  9. 9. 1 second degree or third degreerelativeFamily history1 first degree or 2 second degreerelatives > 60 yrs40 years Colonoscopy q 5-10 yearsFamily history1 first degree or 2 second degreerelatives < 60 yrs40 years or 10 years prior to theindex case, whichever comes firstColonoscopy q 5-10 yearsFamilial adenomatous polyposis(FAP)10-12 years Yearly sigmoidoscopy. If genetictest positive, colectomyrecommendedHereditary nonpolyposiscolorectal cancer (HNPCC)20-25 years or 10 years prior tothe youngest dx of colon cancerin the familyColonoscopy q 1-2 yearsInflammatory bowel disease Begin screening after 8-10 yearsof diseaseYearly colonoscopyOral Defense Tips I refer patients with dyspepsia for endoscopy if they have any “alarm symptoms”(weight loss, blood in stool, unexplained anemia) or they are using chronicNSAIDs My initial treatment for dyspepsia is to do blood testing for H. Pylori and treat ifpositive (Prevpac as directed) I would counsel a woman with GERD symptoms to have small frequent meals,elevate the head of the bed, avoid alcohol, caffeine, smoking, caffeine, avoidcitrus, tomato foods, chocolate, mints, fatty foods, and control weight. My initial approach to the assessment of diarrhea is to determine duration ofsymptoms, and look for signs of dehydration or inflammation (blood, fever). Ifthe sxs are less than 48 hours, there is no fever or blood in the stool and no signsof dehydration, I recommend fluid, rest and bland diet. My initial approach to the treatment of IBS is to recommend a high fiber diet (25-35 gm/day) and I ask the patient to keep a food diary. I recommend colon cancer screening to ALL women starting at 50 years old andto African American women starting at 45 years old.STUDY QUESTIONSYearly screening colonoscopy should be recommended for patients with:A. Irritable bowel syndromeAmerica’s OB/GYN Board Review Course™ MillerApril 2013 105

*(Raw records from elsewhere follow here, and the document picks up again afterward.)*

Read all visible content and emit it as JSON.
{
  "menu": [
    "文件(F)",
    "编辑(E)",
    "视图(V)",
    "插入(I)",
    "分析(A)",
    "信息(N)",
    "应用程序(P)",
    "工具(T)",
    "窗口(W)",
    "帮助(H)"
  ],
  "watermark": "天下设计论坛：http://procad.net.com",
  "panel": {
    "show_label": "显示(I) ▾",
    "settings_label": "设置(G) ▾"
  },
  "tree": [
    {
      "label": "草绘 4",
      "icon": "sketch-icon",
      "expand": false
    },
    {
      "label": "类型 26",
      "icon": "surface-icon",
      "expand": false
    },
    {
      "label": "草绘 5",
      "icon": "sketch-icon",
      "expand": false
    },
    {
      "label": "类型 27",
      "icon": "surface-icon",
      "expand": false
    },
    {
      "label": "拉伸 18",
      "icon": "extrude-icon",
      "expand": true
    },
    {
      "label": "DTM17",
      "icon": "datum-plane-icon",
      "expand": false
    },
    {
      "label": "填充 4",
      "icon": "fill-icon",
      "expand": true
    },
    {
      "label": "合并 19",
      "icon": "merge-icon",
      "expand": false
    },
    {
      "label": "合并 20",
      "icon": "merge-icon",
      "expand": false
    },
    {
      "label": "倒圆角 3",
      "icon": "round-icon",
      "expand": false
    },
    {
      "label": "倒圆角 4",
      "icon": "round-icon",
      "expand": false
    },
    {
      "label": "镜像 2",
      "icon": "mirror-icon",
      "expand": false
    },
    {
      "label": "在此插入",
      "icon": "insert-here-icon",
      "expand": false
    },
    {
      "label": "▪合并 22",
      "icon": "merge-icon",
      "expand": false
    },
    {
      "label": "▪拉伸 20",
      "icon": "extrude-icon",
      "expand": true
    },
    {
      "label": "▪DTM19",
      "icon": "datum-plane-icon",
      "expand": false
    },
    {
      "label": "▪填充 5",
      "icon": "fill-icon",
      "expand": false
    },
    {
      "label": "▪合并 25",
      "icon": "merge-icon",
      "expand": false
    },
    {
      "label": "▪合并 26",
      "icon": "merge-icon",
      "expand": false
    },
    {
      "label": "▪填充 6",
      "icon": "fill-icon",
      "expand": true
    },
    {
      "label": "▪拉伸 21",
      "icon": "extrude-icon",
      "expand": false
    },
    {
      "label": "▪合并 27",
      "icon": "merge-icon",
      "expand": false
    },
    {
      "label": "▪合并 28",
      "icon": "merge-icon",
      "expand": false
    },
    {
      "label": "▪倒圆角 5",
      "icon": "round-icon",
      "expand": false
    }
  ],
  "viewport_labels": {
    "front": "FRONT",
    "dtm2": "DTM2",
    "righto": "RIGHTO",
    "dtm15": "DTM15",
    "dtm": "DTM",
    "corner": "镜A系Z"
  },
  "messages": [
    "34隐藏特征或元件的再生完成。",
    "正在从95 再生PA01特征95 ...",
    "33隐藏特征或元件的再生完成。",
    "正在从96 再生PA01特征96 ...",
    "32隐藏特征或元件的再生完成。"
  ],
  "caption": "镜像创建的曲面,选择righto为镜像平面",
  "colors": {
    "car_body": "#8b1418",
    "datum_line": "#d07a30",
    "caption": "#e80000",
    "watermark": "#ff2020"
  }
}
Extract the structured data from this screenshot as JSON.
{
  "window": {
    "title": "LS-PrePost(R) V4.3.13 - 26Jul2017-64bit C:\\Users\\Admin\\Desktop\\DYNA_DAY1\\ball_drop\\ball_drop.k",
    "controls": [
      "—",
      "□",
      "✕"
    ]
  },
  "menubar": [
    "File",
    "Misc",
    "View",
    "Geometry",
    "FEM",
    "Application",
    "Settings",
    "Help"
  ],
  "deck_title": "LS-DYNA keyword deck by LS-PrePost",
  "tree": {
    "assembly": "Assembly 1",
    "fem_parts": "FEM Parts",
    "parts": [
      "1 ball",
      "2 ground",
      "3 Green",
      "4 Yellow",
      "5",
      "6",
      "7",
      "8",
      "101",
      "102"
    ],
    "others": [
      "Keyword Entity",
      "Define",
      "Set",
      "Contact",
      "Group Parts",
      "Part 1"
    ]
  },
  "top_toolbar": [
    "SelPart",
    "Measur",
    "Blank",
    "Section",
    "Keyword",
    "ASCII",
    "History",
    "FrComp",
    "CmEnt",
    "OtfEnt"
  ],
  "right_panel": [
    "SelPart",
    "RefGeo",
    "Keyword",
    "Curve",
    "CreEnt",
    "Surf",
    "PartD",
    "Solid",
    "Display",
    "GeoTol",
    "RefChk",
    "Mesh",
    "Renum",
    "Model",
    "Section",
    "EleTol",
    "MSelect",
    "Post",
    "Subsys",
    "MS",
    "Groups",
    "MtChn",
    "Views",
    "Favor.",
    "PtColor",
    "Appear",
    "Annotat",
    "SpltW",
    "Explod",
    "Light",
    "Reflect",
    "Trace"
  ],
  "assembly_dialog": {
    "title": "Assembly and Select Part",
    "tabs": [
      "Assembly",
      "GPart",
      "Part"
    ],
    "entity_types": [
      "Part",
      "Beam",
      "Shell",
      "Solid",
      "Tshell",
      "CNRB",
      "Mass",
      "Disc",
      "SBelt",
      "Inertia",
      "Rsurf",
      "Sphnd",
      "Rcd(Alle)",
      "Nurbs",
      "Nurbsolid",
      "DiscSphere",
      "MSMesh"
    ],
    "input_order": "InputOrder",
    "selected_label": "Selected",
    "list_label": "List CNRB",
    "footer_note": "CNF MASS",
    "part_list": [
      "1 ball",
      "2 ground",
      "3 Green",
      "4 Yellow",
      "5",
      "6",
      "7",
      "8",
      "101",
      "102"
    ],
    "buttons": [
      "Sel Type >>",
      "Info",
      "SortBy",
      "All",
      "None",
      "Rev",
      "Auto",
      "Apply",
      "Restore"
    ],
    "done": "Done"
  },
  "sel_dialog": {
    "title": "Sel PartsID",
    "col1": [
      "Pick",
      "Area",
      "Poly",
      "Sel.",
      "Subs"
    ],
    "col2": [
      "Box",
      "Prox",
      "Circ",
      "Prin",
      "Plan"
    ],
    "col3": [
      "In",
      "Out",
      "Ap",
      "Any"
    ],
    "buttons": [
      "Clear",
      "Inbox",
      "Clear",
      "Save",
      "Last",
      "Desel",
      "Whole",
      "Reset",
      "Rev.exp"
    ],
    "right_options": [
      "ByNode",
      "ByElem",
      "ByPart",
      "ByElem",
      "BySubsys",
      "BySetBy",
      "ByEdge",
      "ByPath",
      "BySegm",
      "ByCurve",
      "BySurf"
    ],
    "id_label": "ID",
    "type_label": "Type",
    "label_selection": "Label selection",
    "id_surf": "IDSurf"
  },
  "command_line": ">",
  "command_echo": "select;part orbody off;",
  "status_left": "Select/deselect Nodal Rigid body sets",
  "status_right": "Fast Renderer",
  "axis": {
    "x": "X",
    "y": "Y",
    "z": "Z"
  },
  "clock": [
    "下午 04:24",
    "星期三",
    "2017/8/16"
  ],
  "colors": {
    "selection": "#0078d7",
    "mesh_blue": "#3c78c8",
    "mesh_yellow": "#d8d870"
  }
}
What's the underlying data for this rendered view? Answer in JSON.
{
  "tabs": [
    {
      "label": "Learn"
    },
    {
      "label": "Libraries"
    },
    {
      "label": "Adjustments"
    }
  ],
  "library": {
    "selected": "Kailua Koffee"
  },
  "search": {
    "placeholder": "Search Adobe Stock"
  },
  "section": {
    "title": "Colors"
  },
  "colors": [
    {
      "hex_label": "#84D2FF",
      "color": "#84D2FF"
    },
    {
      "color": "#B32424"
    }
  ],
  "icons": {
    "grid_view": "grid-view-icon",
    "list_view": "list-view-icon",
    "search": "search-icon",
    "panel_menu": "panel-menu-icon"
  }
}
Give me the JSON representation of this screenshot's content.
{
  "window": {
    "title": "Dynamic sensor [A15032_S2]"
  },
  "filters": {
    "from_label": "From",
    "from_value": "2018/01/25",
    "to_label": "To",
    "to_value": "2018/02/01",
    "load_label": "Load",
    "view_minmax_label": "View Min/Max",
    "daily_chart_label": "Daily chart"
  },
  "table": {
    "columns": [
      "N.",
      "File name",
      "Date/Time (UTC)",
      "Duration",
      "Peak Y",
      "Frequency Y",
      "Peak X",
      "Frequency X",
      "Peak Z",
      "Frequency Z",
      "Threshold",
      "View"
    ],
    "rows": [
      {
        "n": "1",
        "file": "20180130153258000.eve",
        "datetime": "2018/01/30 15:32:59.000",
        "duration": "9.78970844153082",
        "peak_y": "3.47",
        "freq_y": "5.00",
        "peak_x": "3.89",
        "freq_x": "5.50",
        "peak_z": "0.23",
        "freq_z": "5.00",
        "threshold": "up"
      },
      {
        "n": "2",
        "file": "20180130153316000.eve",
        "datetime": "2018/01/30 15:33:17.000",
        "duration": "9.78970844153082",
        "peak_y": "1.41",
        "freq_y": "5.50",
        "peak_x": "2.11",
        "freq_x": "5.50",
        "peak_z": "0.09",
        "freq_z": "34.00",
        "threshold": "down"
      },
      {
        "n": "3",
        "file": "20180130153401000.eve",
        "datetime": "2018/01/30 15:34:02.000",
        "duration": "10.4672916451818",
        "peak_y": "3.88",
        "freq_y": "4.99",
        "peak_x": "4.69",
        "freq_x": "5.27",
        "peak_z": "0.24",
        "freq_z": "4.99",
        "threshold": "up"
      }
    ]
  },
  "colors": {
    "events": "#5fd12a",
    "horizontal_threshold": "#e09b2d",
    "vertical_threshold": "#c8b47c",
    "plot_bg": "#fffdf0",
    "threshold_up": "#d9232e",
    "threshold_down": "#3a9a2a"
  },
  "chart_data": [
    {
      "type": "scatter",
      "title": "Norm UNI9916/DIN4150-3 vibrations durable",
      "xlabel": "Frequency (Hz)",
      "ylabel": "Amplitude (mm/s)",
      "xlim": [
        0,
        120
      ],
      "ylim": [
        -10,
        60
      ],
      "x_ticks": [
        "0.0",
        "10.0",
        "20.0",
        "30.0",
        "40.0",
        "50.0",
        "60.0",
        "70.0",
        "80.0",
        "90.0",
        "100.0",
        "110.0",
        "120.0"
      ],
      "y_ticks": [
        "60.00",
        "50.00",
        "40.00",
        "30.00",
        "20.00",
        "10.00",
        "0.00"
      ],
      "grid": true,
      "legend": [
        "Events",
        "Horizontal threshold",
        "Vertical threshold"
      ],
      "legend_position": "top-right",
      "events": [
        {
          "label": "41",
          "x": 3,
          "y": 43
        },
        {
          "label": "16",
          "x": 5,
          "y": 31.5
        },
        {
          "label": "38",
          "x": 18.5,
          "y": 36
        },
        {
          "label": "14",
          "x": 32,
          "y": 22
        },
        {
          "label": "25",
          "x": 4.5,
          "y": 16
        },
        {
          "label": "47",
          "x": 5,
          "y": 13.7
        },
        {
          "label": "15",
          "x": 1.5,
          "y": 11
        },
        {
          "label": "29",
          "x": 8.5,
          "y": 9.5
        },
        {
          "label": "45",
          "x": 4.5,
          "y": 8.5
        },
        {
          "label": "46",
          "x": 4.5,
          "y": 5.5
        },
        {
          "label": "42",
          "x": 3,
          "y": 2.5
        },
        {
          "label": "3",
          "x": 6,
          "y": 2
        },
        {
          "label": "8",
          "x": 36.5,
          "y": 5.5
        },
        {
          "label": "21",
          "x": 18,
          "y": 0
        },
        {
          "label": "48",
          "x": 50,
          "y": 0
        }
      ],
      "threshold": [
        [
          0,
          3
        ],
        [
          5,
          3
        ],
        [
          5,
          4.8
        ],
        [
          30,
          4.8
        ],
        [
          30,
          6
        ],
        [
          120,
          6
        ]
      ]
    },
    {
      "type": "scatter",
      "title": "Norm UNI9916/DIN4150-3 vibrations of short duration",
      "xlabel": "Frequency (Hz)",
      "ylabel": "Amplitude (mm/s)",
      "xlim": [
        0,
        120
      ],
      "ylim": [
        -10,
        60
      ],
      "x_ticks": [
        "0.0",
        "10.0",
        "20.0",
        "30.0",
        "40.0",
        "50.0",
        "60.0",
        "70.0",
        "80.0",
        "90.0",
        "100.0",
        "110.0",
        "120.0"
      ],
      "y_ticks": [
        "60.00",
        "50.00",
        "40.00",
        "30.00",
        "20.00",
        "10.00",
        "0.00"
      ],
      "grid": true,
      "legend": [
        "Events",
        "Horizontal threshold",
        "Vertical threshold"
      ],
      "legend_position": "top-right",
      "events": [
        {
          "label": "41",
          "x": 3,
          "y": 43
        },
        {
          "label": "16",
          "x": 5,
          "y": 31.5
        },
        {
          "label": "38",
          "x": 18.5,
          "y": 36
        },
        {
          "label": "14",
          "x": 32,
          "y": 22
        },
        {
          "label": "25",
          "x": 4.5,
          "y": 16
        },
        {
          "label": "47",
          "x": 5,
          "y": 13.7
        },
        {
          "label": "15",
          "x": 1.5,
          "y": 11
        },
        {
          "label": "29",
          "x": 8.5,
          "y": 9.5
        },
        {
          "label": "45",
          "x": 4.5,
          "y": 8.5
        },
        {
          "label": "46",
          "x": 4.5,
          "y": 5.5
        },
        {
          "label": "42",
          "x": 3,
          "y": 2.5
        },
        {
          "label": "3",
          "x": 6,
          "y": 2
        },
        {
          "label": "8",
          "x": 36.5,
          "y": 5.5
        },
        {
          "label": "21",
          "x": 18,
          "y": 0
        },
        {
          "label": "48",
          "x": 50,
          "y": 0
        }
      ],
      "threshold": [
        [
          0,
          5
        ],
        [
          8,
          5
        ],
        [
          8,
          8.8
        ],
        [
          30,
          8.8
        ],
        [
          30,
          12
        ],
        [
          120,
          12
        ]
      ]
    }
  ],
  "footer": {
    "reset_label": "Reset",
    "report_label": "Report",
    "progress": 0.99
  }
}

  10. 10. B. Occult blood on rectal examC. Familial adenomatous polyposisD. A first degree family member diagnosed with colon cancer underthe age of 60.A 32 year old woman returns from a camping trip and develops acute diarrhea.The most likely organism is:A. E. ColiB. V.choleraC. CampylobacterD. GiardiaUpdated 02/13America’s OB/GYN Board Review Course™ MillerApril 2013 106